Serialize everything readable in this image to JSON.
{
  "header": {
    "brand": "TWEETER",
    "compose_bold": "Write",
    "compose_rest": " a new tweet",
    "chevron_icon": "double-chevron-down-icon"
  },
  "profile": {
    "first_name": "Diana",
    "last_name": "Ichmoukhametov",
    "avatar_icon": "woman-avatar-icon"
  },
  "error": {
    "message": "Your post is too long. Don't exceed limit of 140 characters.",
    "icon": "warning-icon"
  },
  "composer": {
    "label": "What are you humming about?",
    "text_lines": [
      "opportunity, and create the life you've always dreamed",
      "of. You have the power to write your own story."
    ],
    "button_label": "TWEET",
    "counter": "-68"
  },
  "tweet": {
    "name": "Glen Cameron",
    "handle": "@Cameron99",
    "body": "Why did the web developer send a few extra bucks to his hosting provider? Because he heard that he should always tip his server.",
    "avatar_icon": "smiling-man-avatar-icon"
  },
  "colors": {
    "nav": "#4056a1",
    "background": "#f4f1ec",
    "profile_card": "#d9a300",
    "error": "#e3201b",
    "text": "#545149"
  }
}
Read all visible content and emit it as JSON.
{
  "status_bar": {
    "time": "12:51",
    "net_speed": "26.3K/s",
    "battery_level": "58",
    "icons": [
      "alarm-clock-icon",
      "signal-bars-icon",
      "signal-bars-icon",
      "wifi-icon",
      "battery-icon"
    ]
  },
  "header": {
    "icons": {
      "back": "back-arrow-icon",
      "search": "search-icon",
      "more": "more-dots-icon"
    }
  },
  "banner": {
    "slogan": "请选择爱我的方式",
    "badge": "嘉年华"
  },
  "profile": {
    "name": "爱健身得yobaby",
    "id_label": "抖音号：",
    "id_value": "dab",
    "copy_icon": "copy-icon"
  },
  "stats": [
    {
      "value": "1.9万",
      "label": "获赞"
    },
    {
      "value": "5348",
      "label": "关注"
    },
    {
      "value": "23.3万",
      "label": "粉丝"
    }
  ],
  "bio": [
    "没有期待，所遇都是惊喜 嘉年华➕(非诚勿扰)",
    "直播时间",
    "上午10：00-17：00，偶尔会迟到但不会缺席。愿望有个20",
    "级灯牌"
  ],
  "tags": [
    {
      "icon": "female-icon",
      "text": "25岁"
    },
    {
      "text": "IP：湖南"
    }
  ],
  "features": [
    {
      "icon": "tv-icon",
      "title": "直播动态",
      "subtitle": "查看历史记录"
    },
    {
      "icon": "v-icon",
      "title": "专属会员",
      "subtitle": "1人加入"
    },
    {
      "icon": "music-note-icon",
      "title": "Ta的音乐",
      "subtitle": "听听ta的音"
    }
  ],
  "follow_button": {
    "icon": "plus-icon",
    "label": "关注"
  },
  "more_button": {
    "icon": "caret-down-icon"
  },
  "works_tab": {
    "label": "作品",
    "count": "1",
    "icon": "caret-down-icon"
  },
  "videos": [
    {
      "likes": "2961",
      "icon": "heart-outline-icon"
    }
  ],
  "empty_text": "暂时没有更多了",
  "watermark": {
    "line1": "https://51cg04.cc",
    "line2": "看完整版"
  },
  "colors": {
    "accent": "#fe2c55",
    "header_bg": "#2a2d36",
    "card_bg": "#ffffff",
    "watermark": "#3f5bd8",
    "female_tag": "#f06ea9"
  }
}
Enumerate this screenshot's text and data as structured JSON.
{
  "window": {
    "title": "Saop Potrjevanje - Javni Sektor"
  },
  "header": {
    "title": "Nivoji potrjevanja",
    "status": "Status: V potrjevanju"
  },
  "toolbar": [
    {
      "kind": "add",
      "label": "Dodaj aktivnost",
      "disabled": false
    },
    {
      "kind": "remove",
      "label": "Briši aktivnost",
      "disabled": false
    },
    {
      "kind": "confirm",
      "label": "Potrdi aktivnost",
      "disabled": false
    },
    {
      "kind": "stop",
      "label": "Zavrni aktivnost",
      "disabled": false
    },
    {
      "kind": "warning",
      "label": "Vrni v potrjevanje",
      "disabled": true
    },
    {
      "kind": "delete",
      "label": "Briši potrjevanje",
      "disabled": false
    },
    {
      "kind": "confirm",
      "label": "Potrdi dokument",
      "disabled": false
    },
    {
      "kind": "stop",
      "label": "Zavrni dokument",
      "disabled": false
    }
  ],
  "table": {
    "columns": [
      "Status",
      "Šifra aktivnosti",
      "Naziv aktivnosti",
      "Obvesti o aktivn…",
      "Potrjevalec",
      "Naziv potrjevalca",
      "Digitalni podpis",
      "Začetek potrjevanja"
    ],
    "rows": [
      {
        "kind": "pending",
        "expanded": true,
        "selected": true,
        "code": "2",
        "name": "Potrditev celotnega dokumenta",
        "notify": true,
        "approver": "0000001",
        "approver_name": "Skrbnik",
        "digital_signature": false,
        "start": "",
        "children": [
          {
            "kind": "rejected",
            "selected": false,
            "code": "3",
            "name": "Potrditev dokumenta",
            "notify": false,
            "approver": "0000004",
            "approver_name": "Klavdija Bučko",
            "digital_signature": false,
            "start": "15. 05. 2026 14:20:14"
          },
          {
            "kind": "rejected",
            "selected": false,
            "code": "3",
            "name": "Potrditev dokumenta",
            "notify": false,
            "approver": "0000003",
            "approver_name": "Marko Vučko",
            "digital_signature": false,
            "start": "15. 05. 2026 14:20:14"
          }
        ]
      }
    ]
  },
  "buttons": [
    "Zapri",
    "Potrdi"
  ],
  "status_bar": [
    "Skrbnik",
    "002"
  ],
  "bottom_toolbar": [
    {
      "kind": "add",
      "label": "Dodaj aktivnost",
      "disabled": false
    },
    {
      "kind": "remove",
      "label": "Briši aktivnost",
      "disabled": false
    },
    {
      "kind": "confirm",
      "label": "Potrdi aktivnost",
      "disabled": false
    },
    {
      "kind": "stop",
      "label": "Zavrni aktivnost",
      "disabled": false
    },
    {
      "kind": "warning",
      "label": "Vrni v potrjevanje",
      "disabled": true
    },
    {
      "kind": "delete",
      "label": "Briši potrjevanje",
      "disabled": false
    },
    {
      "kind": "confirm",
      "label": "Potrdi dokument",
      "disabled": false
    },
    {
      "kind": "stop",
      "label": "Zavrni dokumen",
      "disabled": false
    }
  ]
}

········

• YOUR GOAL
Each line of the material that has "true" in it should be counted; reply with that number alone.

• PROBLEM SOLUTION
5